Now that most local League sign-ups are over, and all the volunteer applications have been collected, it’s time to start calling and training the new volunteer umpires in you league.
One of the best ways of training and building confidence and knowledge into the new umpire is to mentor them with an experienced umpire in your league.
The first thing the league’s Umpire-In-Chief (UIC) needs to do is develop a plan and set goals for the mentor. The goals should include, but not be limited to: teaching rules, mechanics, and game management, handling conflict, understanding and role modeling the philosophy of the Little League program.
The mentor must work one-on-one with the new umpire on and off the field. The mentor must role model everything taught because the new umpires will be watching everything the mentors do and say.

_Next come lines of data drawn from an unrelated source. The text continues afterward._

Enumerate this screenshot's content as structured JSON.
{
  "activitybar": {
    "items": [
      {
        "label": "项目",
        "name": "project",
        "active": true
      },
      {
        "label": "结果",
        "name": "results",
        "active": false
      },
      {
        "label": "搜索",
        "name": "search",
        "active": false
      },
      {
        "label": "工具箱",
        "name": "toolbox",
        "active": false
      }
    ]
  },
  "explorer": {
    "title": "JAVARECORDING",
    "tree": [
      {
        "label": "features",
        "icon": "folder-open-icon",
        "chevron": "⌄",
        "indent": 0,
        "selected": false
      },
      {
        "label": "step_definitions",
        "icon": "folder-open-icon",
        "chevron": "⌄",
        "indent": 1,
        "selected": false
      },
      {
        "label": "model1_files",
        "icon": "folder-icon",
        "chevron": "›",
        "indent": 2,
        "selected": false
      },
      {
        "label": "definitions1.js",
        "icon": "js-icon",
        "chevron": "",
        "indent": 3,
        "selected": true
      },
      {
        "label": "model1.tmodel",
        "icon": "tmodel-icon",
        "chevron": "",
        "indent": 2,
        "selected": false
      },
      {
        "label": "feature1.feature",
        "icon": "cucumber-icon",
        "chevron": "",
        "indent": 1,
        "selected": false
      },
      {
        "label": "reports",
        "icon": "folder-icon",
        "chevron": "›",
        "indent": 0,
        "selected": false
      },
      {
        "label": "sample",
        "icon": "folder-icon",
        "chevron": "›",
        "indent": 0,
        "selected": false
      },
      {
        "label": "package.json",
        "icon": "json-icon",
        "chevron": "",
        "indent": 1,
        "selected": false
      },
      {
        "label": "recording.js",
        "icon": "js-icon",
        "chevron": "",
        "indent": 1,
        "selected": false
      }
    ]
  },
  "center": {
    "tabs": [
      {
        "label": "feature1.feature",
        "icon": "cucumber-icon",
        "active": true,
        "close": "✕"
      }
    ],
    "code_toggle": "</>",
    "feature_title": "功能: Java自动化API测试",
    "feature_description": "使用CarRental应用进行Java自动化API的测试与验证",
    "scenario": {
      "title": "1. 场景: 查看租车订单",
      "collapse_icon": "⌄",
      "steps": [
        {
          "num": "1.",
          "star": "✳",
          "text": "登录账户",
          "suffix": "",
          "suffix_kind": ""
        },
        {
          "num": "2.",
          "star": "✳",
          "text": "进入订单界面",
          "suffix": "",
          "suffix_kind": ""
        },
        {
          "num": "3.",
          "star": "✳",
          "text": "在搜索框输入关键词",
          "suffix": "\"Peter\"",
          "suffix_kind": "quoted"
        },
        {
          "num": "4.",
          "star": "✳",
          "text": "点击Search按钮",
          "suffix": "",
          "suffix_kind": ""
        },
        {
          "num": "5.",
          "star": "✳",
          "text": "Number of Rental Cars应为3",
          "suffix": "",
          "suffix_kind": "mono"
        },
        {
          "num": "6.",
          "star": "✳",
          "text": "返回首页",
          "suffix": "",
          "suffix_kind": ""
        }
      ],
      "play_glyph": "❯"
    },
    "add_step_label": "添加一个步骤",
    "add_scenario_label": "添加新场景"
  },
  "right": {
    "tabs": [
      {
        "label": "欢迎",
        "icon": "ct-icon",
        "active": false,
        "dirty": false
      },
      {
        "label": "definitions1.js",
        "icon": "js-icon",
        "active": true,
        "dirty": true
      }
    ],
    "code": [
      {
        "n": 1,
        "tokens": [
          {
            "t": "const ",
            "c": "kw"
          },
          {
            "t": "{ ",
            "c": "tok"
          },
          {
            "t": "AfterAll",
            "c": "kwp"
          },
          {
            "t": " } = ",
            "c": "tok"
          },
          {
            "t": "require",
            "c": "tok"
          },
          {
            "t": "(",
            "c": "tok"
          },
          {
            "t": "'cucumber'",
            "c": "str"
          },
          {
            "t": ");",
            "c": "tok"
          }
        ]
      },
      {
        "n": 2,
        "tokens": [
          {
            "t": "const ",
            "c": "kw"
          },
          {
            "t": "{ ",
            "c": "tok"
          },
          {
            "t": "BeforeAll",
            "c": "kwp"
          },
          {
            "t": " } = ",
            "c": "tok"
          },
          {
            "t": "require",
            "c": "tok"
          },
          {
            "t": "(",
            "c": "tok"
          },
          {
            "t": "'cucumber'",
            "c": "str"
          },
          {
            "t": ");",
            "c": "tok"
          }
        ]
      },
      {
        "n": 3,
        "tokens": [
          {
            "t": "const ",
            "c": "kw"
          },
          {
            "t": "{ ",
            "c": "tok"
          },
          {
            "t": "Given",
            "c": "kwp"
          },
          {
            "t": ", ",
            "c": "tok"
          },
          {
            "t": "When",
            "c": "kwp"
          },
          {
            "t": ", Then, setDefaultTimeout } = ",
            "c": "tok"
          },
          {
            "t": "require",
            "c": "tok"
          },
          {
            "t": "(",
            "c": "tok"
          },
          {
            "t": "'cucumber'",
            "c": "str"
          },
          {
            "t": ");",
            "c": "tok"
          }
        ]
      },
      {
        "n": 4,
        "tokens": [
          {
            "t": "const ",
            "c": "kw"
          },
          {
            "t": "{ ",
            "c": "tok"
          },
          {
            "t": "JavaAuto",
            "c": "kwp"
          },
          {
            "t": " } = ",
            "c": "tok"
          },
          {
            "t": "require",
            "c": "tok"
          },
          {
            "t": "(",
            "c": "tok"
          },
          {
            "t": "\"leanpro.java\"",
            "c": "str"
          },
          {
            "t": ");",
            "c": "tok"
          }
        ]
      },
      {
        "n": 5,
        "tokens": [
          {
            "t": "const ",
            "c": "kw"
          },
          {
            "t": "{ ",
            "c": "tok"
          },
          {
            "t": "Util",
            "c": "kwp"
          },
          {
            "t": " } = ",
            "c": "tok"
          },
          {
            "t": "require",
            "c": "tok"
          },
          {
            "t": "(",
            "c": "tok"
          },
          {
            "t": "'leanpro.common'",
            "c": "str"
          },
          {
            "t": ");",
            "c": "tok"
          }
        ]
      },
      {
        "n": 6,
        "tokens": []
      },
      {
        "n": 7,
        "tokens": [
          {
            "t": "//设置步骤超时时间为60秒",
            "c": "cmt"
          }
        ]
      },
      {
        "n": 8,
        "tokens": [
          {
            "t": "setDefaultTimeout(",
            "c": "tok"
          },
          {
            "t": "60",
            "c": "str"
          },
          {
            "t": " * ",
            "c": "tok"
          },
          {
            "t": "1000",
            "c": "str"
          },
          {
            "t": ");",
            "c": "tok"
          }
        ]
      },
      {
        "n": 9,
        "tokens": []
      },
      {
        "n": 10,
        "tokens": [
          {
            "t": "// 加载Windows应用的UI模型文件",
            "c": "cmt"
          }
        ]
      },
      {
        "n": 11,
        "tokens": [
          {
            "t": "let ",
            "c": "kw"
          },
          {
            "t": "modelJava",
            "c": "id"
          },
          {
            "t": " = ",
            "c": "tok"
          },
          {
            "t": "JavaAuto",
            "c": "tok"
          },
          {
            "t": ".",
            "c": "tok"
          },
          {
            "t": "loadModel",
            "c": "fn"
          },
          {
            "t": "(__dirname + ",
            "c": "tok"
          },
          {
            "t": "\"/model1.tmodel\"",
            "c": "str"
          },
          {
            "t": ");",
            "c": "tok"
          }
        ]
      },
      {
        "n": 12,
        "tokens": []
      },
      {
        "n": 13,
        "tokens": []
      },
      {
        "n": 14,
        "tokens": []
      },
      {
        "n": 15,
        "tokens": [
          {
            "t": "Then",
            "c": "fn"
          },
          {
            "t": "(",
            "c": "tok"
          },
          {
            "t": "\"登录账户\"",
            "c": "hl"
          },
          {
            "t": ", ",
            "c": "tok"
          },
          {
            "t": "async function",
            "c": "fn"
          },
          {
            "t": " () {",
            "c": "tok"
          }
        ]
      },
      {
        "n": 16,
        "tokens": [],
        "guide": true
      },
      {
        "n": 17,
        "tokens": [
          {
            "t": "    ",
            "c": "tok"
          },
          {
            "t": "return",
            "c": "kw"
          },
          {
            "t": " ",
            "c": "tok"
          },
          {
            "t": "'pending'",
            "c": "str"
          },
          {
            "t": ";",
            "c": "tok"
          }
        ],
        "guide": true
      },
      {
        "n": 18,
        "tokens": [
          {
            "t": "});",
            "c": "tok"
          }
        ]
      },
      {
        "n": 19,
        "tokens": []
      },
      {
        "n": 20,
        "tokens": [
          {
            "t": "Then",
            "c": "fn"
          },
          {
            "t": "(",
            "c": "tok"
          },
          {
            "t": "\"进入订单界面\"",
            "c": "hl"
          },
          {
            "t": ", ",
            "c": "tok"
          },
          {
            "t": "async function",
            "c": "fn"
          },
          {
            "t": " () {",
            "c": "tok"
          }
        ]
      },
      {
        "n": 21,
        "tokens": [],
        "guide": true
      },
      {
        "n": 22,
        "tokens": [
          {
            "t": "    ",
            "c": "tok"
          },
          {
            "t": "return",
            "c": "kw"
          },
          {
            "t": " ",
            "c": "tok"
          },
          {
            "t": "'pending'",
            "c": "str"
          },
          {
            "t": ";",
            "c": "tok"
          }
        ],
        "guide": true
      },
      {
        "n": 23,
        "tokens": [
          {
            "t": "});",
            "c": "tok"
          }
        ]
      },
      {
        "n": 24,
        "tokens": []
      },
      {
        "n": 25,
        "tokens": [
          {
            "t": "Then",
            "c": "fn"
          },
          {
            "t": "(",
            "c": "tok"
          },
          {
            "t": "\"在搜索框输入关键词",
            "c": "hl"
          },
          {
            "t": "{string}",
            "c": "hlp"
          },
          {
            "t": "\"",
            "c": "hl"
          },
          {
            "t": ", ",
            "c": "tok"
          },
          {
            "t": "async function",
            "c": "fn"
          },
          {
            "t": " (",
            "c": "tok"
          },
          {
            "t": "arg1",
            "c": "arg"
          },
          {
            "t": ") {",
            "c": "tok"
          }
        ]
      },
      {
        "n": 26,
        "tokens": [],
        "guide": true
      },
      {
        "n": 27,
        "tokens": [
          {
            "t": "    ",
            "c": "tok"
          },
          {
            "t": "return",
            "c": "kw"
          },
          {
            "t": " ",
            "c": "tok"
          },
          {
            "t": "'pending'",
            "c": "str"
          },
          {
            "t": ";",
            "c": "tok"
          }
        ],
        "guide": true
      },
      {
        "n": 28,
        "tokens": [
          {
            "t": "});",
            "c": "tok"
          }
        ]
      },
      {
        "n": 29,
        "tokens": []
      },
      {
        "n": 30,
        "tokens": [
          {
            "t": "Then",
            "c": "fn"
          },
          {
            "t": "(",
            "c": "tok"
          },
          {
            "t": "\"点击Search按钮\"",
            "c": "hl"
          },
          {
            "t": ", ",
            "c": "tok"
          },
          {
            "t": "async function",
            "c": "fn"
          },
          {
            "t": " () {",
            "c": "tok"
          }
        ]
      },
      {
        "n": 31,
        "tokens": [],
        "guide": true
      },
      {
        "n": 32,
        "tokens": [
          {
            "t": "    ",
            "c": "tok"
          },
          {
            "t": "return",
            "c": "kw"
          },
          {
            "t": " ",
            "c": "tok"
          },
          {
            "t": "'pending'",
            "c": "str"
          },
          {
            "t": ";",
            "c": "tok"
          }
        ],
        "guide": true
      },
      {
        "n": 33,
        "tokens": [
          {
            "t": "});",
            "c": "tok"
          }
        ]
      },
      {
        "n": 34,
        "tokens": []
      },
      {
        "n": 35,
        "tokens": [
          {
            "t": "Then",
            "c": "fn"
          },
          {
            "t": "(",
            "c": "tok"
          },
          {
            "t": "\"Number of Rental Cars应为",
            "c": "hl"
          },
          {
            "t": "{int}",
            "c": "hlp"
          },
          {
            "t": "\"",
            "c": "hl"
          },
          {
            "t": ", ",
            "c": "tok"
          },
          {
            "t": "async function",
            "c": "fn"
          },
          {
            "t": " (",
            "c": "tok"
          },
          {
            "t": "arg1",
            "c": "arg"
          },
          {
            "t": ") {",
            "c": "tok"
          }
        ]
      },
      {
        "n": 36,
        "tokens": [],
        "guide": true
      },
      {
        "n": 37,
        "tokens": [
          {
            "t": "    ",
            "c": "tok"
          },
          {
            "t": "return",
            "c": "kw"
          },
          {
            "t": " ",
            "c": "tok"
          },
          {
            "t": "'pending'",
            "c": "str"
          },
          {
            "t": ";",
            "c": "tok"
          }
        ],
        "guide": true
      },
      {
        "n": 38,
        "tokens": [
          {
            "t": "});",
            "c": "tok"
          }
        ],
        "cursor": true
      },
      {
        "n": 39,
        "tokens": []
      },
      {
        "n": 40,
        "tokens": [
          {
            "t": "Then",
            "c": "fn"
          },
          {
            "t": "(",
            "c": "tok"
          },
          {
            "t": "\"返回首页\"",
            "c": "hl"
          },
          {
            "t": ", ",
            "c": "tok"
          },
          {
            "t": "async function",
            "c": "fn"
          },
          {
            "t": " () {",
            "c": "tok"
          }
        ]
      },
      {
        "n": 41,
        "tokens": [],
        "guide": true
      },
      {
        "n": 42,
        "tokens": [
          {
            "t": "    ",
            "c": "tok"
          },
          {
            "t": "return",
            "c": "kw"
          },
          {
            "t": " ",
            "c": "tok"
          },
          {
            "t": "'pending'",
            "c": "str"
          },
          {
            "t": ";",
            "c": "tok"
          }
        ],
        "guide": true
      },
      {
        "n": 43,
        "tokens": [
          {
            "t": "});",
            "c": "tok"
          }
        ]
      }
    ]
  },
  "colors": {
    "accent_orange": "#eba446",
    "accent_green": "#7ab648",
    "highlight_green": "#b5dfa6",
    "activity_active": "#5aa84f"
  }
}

I suggest a budget be established by the league UIC for approval by the Board of Directors to be used specifically for the league umpire program. The mentor should work with the League UIC and provide the volunteer umpire with the proper uniform and equipment to perform his/her duties on the field. This will allow the volunteer to have a sense of belonging and being a part of a special fraternity.
A list of specific items for the mentor to cover with the new volunteer should include:
1. Written and oral tests on rules and mechanics
2. Uniform and equipment needed
3. Field decorum
4. Work ethic
5. Game management
6. Plate and base work
7. Proper signaling and use of eyes
8. Pre-game and post-game reviews
9. Philosophy of the game
10. Handling conflict
11. Umpire reports and protests
A big part of the Mentor Program is reward and recognition for the new umpire.
The recognition can be accomplished in several ways. Introduce the new umpire and the mentor at the league’s opening ceremonies. Introduce and present them with their uniform and equipment at the local league board meeting. Establish goals for the umpire, and recognize the umpire when they accomplish their goals.
Reward is also important for retention and making the new umpire feel that their services are providing value to the league. Rewards could offset the expense of sending the umpire for additional training at one of the Little League regional schools/clinics. Providing for additional equipment or uniform needs, and if qualified and ready, assigning them to a postseason tournament game are other forms of rewards.
The Mentor Program also provides a way to recognize the veteran umpires in your league. Sharing their knowledge and experiences, provides a way for them to give back what they learned to the program. The mentors should have a part in the planning, preparation and goal setting for the program. This will make them feel like they have ownership in the program and inspire them to make the Mentor Program a success.
Western Region Umpire-In-Chief